It was a tough quarter for Middleby, but they’re hanging in there. The company makes equipment for the food service industry. Interestingly, the company said that restaurants are seeing week-over-week increases in business. I couldn’t help noticing this nugget in the earnings report: “Sales of certain food items, such as hot dogs and other meat products in our core equipment markets, have experienced recent increased demand.” Makes sense.
Middleby is a good example of people expecting the worst, and it didn’t come. For May, Middleby gained 22.4% for us. At one point, this stock was a 60% loser for us this year. It’s rallied back very nicely.
RPM International (RPM) also did well for us in May. The company reported fiscal Q3 earnings of 23 cents per share. That beat estimates by two cents per share. This is for the three months ending on February 29, so it was before the coronavirus become a major business issue.
Previously, RPM said it expected EPS “in the high-teens to low-20-cent range.” RPM then revised that to say it expects to see earnings “at the higher end” of its previous range. They were right on that.
For Q3, adjusted EBIT rose 30.4% to $60.5 million, and net sales increased by 2.9% to $1.17 billion. Due to the coronavirus, RPM has decided to suspend its guidance. They’re also canceling any share buybacks. In a tough time like this, that’s the right thing to do.

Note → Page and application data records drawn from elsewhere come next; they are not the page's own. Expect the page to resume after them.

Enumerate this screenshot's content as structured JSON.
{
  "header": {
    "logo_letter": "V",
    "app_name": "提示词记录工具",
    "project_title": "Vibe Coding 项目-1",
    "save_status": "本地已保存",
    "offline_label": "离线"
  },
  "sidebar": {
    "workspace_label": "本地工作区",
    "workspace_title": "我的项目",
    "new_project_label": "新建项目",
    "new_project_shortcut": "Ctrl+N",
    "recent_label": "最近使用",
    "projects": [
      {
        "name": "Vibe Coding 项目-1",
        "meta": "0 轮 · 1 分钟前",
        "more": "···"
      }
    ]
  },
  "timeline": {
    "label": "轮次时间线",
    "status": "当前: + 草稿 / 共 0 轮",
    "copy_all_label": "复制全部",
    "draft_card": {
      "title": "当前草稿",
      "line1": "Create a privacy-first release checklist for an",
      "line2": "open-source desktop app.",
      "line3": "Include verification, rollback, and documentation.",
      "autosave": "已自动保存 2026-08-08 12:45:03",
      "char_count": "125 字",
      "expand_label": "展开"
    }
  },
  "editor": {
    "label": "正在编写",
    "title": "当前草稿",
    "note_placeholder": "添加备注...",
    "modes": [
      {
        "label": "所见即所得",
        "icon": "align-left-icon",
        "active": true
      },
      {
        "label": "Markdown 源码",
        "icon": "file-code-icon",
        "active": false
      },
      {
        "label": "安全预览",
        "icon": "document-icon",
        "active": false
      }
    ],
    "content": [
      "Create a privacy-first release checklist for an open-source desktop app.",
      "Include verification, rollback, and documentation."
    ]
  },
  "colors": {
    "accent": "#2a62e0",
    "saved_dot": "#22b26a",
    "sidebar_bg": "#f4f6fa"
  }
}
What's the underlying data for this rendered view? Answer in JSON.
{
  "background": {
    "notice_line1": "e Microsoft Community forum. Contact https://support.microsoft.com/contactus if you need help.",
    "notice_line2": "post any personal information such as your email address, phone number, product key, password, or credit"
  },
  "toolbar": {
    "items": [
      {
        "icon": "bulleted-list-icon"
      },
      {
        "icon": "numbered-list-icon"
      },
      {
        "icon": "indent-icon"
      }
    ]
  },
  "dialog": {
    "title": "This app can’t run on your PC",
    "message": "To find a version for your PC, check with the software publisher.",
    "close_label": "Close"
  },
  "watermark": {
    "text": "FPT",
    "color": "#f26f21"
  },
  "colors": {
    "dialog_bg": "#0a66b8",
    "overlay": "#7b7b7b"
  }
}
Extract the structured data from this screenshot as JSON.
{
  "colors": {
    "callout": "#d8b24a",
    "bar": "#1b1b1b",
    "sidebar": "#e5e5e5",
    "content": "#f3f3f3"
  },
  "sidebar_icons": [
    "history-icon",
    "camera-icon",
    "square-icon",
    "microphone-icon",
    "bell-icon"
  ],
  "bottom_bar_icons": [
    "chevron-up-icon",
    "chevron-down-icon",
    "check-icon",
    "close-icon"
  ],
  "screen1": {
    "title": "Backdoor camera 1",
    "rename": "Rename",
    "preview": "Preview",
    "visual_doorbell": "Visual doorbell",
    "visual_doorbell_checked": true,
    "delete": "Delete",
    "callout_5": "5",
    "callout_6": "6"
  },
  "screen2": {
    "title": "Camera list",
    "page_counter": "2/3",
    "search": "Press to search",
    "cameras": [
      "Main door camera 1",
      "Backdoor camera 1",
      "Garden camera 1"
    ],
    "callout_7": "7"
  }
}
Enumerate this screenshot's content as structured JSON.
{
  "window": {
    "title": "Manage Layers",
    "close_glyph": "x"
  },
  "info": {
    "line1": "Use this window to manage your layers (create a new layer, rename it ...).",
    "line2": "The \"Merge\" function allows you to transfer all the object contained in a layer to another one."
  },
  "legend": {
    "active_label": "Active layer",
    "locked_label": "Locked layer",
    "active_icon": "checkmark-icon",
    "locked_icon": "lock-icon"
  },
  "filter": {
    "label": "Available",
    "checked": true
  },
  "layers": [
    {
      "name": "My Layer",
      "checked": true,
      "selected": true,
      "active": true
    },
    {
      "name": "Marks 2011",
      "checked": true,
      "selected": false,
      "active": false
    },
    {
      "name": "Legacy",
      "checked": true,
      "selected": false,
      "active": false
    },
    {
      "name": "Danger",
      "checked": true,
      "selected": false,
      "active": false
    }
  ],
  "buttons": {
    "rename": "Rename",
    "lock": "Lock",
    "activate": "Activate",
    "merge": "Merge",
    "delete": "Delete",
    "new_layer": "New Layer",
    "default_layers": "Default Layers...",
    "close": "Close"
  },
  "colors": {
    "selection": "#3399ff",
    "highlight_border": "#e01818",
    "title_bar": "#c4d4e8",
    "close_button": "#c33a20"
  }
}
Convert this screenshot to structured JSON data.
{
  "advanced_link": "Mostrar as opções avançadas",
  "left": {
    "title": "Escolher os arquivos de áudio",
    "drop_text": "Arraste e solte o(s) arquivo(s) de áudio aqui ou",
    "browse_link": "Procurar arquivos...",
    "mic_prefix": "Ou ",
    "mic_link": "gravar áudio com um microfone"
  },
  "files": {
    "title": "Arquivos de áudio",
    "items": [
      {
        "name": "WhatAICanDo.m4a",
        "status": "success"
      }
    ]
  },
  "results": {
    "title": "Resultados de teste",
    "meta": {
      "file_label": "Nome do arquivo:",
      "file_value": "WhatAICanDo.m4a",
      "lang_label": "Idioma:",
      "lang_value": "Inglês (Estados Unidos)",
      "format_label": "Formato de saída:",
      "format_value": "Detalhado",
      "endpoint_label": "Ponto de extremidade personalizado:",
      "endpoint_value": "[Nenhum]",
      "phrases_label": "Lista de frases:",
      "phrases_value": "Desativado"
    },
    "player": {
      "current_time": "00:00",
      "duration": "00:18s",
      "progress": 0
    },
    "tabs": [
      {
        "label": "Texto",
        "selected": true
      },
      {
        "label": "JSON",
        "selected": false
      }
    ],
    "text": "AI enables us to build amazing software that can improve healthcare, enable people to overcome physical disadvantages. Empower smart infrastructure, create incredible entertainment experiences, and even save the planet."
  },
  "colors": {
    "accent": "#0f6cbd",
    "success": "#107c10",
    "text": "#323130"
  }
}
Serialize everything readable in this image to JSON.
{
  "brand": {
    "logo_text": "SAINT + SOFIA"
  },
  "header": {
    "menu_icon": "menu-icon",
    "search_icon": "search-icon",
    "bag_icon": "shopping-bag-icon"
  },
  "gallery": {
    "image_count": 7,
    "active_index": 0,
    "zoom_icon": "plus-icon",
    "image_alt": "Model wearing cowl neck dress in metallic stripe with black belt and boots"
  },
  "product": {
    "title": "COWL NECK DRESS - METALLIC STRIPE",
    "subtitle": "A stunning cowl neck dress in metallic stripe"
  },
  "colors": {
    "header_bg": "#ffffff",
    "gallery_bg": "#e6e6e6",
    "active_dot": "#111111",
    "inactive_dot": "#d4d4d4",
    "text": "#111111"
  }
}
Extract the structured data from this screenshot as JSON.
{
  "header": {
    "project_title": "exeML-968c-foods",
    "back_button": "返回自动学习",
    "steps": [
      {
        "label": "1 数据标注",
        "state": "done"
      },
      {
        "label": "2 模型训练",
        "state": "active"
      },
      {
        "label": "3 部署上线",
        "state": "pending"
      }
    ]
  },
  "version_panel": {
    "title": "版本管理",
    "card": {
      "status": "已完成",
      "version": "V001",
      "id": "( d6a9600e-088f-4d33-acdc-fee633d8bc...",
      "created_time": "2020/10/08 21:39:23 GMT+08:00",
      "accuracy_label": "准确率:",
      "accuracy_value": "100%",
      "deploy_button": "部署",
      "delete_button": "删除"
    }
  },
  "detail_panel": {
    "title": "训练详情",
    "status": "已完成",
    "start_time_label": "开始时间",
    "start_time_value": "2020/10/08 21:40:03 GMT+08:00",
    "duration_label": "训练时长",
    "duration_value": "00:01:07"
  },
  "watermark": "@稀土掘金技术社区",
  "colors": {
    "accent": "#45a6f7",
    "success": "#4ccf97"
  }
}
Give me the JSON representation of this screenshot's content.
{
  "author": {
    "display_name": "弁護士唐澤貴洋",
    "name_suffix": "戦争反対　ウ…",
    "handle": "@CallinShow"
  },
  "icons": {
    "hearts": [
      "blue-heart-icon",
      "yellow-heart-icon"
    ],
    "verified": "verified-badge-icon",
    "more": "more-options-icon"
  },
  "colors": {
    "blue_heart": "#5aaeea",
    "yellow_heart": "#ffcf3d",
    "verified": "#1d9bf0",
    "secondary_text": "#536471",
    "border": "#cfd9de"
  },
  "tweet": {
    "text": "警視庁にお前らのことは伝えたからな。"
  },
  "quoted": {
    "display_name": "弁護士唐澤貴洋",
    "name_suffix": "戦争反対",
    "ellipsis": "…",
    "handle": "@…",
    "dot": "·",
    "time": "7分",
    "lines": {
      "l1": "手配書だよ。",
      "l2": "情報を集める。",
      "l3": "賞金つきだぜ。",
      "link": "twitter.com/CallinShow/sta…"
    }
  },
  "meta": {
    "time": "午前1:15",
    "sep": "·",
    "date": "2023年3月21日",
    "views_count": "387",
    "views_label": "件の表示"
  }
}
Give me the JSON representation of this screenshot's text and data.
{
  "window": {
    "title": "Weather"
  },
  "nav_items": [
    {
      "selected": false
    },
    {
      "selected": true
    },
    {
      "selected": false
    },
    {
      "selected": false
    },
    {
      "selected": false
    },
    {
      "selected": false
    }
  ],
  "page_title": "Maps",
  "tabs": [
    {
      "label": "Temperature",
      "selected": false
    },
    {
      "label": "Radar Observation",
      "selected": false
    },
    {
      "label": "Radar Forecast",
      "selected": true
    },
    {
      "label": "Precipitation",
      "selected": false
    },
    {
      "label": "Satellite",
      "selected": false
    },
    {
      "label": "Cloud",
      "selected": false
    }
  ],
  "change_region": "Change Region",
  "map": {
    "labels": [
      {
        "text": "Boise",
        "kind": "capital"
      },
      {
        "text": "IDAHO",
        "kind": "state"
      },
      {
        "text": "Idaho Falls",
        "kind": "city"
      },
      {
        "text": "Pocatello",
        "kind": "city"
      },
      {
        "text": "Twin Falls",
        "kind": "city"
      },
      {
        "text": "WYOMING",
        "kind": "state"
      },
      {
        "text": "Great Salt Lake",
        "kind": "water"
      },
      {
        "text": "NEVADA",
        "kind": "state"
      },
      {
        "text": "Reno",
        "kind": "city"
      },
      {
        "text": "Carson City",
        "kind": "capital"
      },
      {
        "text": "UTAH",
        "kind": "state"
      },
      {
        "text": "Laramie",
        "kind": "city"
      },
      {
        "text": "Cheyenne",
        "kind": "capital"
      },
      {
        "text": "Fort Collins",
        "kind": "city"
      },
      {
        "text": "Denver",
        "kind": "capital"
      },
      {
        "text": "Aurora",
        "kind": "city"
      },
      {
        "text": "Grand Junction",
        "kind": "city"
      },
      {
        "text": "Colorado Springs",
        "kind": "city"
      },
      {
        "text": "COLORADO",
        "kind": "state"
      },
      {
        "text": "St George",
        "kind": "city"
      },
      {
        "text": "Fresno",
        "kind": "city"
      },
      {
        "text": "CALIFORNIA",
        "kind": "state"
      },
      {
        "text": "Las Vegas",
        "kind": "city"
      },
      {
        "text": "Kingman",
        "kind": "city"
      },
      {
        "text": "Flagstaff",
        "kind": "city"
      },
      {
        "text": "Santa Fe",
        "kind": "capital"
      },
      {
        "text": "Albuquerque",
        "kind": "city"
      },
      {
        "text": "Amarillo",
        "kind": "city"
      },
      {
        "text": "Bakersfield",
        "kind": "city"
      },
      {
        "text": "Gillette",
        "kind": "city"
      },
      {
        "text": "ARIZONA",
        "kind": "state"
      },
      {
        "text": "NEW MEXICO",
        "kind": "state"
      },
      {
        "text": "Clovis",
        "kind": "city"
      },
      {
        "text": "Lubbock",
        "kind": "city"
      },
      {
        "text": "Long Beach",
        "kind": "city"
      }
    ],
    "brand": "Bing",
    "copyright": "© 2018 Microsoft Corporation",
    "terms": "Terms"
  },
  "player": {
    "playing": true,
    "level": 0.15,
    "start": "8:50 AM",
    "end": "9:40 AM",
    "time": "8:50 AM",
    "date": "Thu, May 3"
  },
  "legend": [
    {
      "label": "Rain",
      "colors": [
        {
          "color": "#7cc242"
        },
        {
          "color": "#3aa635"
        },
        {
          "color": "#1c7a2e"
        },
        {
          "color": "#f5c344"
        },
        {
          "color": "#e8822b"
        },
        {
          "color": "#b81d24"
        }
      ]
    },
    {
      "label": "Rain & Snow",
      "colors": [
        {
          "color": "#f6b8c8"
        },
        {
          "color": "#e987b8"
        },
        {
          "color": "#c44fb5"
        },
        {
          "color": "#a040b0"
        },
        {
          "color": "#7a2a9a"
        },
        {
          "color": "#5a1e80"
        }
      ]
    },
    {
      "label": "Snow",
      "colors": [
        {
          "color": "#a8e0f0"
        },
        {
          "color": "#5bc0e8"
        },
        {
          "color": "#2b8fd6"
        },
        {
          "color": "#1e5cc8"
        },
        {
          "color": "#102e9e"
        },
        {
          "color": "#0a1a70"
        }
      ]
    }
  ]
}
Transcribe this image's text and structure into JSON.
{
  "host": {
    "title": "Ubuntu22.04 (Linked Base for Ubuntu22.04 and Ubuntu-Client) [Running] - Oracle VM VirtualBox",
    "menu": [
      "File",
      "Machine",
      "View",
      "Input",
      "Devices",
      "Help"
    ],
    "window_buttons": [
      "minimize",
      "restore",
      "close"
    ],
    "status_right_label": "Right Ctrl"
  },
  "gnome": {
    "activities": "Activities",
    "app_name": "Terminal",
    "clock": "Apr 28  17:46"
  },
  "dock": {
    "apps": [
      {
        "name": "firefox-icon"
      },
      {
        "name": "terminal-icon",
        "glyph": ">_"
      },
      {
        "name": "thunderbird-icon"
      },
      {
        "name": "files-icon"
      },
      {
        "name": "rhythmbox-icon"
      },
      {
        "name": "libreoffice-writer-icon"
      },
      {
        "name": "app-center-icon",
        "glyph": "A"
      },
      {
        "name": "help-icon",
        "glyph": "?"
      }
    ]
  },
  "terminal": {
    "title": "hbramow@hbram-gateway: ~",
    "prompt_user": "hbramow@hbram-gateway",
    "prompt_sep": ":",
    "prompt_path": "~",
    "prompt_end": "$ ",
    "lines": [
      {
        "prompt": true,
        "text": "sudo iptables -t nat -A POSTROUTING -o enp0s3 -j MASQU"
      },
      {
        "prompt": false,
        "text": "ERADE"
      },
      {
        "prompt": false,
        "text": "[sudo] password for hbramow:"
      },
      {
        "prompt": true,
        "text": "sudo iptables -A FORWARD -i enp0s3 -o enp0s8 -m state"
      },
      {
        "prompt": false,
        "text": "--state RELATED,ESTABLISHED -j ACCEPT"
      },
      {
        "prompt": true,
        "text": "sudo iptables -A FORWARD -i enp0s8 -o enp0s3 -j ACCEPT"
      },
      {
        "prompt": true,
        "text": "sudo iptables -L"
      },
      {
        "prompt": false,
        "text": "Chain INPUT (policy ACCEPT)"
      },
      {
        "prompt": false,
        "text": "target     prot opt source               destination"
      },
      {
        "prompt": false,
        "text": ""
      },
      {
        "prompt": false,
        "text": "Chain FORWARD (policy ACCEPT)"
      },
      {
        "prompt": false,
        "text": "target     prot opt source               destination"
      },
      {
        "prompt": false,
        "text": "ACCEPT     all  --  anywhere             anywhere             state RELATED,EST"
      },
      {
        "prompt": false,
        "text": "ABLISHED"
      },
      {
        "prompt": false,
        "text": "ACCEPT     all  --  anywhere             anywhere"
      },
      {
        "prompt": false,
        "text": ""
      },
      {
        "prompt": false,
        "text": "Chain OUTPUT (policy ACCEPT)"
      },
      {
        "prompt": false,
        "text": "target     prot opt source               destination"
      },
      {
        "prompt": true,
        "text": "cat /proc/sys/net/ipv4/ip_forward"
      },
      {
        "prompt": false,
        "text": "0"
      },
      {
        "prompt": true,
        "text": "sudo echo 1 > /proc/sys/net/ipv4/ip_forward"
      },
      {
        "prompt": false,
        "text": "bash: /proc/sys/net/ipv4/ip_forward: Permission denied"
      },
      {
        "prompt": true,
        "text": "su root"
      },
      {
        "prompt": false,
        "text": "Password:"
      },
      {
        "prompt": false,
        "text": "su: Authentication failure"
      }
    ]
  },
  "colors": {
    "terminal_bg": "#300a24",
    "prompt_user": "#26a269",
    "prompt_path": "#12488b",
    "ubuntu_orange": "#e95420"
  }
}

On the bright side, RPM made it clear that it’s “well positioned to weather the pandemic due to strong balance sheet, significant liquidity, maintenance nature of products, potential for DIY uptick, and margin improvements from restructuring.” At the end of the quarter, RPM has a position of cash and revolving credit of $1.14 billion. For May, RPM gained 12.6% for us.
Our worst performer in May was Eagle Bancorp (EGBN). This bank has a habit of doing the opposite of everyone else is doing. In April, Eagle reported Q1 earnings of $23.1 million. That works out to 70 cents per share. That’s below the estimate of 92 cents per share. However, the bank had legal fees of $4.6 million last quarter. That comes to about 14 cents per share. Eagle now has total assets of $10.01 billion.
For the quarter, Eagle had a net interest margin of 3.49%, and the efficiency ratio was 43.83%. Both are pretty good. I think our thesis holds that this is a good bank that’s been held back by legal fees and old issues involving people no longer with the bank. Once that matter clears up, EGBN should get a much better valuation. For May, Eagle lost 7.75%.
Here’s how all 25 positions performed during the month of May.
|Church & Dwight||CHD||$69.99||$75.07||7.26%|
|Broadridge Fin Solutions||BR||$116.00||$121.10||4.40%|
|Check Point Software||CHKP||$105.74||$109.67||3.72%|
Source: Yahoo Finance
The philosophy of the AdvisorShares Focused Equity ETF is to make portfolio changes just once a year. At the end of the year, we add five stocks and delete five. We made our changes in December, so there were no changes to make this month.
|Ticker||Security Description||Portfolio Weight %|
|TREX||TREX COMPANY INC||5.47%|
|FDS||FACTSET RESEARCH SYSTEMS INC||4.76%|
|HRL||HORMEL FOODS CORP||4.49%|
|SLGN||SILGAN HOLDINGS INC||4.47%|
|CHD||CHURCH & DWIGHT CO INC||4.44%|
|ICE||INTERCONTINENTAL EXCHANGE IN||4.36%|
As of 05.31.2020.
In a first for the ETF industry, the portfolio manager of CWS has “skin in the game.” The manager’s compensation is directly tied to portfolio’s performance. Using the trailing 12-month returns of CWS vs. its S&P 500 Index benchmark, stronger outperformance is rewarded with a larger management fee while weaker underperformance is penalized with a smaller management fee. The CWS fulcrum fee was 0.75% during May 2020. After the Fund’s May performance, the CWS fulcrum fee will adjust to 0.65% in June 2020.